Fuel Up to Help Your Body Recover
Many top athletes consider their bodies to be like machines, engines that need fuel to run at an optimal level. How you fuel your body post-workout or post-game is an important part of your body's recovery process and can help you become a faster, stronger, healthier player.
Amy Goodson, MS, RD, CSSD, LD, a registered dietitian with the Texas Health Ben Hogan Sports Medicine Center, works with athletes of all ages and even professional football players. Goodson says athletes have a two-hour window of opportunity post-workout, when the body has the ability to absorb nutrients faster in order to recover, especially in the first 30-45 minutes. She stresses that good sports nutrition helps stop the breakdown of muscle fibers that naturally occurs during a workout. Providing the body with proper carbohydrate and protein helps to replenish energy stores and repair muscle damage.
“Recovery is made up of '3 R’s:' Replenish, Rebuild, Rehydrate," Goodson said. "Replenish means you need carbohydrates to replace energy stores post-workout. Rebuild indicates that you need protein to help your muscles repair and recover. Rehydrate means you need to replace the fluid lost in sweat. All three are key to proper post-workout nutrition.”
Goodson offers the following tips to athletes post-workouts:
Eat up! Within 45 minutes of finishing a workout or game, athletes should eat a blend of carbohydrates and protein with little to no fat. Examples include: low-fat chocolate milk, a granola bar and eight ounces low-fat milk, low-fat Greek yogurt with fruit and honey, or even a protein shake, such as Muscle Milk® ready-to-drink shake.
Stay hydrated.
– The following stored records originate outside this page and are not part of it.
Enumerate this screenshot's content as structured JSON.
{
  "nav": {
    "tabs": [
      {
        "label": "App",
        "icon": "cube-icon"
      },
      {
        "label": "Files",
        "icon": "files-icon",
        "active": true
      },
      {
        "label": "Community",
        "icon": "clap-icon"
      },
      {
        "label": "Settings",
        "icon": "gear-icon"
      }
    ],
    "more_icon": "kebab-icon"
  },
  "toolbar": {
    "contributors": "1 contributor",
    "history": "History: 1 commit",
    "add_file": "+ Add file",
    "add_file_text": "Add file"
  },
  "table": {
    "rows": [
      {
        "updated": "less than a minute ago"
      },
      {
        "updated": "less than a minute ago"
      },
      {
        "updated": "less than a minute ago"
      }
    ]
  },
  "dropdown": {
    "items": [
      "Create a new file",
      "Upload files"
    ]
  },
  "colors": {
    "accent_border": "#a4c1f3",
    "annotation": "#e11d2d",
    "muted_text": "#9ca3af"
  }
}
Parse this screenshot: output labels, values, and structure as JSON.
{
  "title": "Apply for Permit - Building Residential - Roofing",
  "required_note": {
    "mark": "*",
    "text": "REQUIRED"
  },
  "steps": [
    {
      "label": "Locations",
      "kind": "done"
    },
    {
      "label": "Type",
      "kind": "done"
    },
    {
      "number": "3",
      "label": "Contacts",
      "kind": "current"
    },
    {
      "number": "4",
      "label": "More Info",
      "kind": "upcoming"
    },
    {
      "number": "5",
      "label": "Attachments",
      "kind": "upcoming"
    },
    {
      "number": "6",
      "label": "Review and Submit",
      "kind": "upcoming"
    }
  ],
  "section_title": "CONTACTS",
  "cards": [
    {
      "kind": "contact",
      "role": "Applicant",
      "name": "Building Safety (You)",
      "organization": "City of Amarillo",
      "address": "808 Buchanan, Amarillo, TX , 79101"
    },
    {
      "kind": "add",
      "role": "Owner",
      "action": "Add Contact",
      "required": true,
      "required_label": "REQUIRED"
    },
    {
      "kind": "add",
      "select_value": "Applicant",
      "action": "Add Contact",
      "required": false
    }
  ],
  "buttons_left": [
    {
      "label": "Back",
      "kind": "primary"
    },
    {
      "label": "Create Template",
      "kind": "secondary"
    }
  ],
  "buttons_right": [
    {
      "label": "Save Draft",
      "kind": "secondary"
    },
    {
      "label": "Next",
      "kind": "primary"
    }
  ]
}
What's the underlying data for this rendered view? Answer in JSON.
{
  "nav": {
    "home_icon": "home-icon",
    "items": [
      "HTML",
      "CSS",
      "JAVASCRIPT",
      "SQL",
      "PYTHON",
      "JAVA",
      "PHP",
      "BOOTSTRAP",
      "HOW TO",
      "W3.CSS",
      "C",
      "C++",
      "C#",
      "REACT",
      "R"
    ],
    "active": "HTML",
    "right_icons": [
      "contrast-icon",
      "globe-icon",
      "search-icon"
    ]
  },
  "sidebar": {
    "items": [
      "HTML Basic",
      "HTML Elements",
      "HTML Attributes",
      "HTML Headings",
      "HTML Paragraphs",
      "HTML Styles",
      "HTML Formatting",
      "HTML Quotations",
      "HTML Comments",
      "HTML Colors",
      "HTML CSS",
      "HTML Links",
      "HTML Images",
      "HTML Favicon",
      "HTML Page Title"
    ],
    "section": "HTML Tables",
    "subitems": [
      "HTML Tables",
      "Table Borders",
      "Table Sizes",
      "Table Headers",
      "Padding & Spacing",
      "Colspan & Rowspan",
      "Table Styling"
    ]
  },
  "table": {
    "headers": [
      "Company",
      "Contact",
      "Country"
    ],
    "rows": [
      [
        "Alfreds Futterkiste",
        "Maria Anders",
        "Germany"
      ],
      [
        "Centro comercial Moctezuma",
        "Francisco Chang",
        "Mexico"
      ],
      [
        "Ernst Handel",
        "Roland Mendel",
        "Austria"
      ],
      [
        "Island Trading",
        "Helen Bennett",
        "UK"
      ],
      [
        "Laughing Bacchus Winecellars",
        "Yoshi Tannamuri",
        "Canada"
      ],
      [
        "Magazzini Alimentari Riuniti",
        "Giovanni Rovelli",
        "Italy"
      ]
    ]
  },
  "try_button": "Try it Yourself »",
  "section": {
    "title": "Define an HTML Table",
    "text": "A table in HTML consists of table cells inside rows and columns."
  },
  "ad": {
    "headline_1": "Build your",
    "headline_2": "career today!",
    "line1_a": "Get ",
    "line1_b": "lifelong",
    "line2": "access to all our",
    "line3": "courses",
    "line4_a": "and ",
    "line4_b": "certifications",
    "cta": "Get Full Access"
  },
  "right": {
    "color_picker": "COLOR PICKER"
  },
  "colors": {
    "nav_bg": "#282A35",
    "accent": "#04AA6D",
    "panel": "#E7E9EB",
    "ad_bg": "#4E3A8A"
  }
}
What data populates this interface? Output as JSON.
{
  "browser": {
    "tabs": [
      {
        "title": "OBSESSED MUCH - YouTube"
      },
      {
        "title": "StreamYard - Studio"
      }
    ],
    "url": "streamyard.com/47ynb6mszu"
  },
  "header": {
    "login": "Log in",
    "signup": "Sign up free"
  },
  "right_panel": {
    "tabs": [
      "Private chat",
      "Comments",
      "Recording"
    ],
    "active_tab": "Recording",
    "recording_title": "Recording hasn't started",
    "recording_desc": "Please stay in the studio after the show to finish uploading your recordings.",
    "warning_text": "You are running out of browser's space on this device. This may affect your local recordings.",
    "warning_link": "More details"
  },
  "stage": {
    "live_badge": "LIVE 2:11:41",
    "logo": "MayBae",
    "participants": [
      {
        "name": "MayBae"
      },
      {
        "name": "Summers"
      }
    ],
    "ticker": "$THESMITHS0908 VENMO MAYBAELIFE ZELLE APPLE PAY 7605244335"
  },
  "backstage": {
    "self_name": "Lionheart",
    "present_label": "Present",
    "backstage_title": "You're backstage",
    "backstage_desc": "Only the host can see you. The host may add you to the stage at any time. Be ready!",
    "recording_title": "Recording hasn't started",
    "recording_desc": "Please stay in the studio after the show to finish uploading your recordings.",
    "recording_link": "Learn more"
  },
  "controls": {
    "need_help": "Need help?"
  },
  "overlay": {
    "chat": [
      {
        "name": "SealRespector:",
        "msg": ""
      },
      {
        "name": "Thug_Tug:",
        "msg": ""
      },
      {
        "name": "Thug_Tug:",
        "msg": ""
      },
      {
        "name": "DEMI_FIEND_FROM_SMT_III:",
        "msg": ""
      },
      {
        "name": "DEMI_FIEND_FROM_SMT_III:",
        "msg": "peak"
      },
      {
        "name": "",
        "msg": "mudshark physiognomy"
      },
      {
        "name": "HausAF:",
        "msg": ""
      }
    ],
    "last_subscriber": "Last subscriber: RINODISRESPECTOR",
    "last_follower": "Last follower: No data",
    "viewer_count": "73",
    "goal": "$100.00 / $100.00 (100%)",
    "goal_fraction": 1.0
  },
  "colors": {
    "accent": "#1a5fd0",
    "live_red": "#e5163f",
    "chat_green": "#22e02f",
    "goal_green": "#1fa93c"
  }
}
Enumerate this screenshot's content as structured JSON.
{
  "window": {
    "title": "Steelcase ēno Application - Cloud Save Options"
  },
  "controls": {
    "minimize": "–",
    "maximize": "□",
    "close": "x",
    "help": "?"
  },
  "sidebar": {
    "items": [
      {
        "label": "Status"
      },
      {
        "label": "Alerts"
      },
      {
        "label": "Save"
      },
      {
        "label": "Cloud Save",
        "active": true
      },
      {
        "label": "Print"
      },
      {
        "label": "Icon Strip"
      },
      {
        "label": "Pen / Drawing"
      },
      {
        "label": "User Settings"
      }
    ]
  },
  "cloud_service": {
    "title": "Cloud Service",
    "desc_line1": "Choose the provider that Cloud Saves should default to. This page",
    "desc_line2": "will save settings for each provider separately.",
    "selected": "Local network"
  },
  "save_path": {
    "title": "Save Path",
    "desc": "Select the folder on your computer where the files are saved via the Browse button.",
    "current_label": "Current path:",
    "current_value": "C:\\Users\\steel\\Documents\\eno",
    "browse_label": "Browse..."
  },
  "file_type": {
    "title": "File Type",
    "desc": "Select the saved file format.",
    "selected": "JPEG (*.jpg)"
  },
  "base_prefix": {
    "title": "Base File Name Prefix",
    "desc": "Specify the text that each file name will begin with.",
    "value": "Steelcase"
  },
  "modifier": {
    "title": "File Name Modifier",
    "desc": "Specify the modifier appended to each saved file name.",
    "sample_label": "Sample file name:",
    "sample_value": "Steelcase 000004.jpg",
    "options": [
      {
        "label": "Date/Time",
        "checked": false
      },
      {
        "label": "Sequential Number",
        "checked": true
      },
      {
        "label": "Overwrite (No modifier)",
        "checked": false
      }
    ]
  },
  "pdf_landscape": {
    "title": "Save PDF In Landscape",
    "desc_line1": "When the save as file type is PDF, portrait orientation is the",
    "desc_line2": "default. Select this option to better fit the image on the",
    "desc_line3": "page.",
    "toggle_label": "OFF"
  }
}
Players should drink 16 ounces of fluid (water or sports drink) for every pound lost during exercise. Did you sweat off three pounds? Then you should take in 48 ounces of fluid post-practice. If recovery is needed in a shorter period of time (think two-a-day workouts), up the amount to 24 ounces of fluid per pound lost.
Keep it going. Within two hours of a game or workout, athletes should have a balanced meal of carbohydrates, protein and some fat (keeping it low-fat). The amount of nutrition really depends on the size of the athlete, but here are some healthy meal examples:
To learn more about the Texas Health Ben Hogan Sports Medicine Center, please visit TexasHealth.org/Sports-Medicine.